Suzy: What is the most difficult aspect of your craft (process or career)?
Gwynne: As a writer and author, I’m still dumbfounded by the entire Successful Author™ career arc. In any other career there are measurable steps you can take, as well as measurable knowledge you can gain, that lead up the ladder to success. But in writing, it’s a crapshoot at every level. Can you finish a manuscript? Can you get an agent? Can you get a publishing deal? How many books can you sell? How many lists are you on? There are very few metrics in traditional publishing that are within my control as the creator of the content.
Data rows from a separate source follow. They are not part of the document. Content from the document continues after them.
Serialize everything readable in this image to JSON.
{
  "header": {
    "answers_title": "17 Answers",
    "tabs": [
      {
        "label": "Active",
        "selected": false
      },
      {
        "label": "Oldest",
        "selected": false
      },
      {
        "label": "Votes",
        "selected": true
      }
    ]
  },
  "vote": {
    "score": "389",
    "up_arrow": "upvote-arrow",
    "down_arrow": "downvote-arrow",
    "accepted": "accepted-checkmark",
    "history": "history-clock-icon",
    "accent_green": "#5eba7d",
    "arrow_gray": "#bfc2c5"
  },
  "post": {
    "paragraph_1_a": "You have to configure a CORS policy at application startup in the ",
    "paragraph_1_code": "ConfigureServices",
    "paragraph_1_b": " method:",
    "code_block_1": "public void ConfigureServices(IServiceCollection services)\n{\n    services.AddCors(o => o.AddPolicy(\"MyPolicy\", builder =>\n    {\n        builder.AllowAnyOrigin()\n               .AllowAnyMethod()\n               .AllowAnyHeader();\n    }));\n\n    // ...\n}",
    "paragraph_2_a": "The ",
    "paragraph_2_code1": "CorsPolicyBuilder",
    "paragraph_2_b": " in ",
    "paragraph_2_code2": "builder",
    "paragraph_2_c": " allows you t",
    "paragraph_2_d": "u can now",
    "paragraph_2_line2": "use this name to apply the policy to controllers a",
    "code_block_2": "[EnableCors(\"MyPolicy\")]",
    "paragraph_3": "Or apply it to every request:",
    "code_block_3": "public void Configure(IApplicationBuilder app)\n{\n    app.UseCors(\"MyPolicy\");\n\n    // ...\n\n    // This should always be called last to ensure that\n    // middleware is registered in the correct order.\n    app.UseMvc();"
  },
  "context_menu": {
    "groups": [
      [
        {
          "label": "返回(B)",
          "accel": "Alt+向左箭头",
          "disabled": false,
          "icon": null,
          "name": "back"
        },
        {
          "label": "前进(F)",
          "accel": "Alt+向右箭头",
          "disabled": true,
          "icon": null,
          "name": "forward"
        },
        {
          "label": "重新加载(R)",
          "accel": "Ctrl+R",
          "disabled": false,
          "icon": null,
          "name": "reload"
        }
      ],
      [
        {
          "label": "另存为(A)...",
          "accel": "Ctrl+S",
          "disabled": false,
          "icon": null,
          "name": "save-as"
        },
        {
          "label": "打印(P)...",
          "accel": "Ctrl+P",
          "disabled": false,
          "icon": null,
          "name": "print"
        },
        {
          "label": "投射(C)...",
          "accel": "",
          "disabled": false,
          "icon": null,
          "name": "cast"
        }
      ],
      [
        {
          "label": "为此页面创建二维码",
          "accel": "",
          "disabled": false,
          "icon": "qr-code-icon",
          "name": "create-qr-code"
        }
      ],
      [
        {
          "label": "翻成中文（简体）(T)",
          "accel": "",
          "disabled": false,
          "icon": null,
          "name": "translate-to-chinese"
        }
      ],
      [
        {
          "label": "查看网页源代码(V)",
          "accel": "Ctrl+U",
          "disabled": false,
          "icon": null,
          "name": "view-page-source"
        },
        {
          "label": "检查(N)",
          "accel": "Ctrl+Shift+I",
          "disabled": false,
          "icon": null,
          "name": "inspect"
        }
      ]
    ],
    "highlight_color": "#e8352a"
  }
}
This is one reason I’m opting to self-publish, and giving up the dream of having my books traditionally published is still something to grapple with (I’m still on submission and haven’t given up yet, but I’m also pursuing alternate paths).
Suzy: What are some common traps emerging writers fall into?
Gwynne: Measuring oneself against other writers, either in quantity of output, perceived successes, and so-called status. Look, jealousy is as common as apple pie (probably moreso), and it’s natural to be envious of other people. But writing a book is not a race. It’s not a contest. It’s an individual, creative pursuit. I see a lot of people who say they must have this or that kind of a presence on social media, but if they don’t have the books to back it up, then that’s a lot of energy wasted.
Another thing I see with emerging writers is trying to follow trends rather than writing from their hearts. As a reader, I can always tell if a book comes from the author’s heart. Those books are a joy to read. The ones that are written because someone feels obligated in some way to write them are always tougher, clunkier, and less genuine for me as a reader.
Suzy: What are your top 3 tips for emerging writers?
First, write what you love and read what you love.
Second, don’t measure your success as a writer in terms of whatever anyone else has accomplished.
Third, find a community of fellow writers and be active in it – sprint with other writers, read their stories, give feedback, ask for feedback. We spend enough time alone, and having the validation of a trusted group of writing buddies is priceless.
Suzy: Where can people connect with you and your work?
Gwynne: For my upcoming series, you can find me at ophelialeigh.com – I try to limit myself on social media because if I don’t, I have no time to write and that’s a shame. I’m on Instagram as @uhoh.ophelia (for adventure scifi) and as @gj.writes (for FridayKiss and more serious writing and for occasional pretty photos of life around the Pacific Northwest). I run a Facebook group for romance & women’s fiction writers at all stages of their careers called FridayKiss (https://www.facebook.com/groups/fridaykiss). I’m on Mastodon (barely) as @email@example.com and Twitter as @gwynnejackson (although I’m no longer active there).
You can also reach me anytime at firstname.lastname@example.org.
A final thought: write, write, write. And keep on writing – the world needs your stories!
Suzy Darlington writes science fiction fantasy stories and consumes more of the same than is probably healthy. In another life she wrote copy for game streaming academy, GGWP, and reported on the Capcom Pro Tour for Canadian news outlet, Dailyesports.gg. When she’s not having unexpected (but totally welcome) dreams about being Timothée Chalamet’s best friend, she’s searching for high-angst, LGBTQ+ romantic tension in fiction.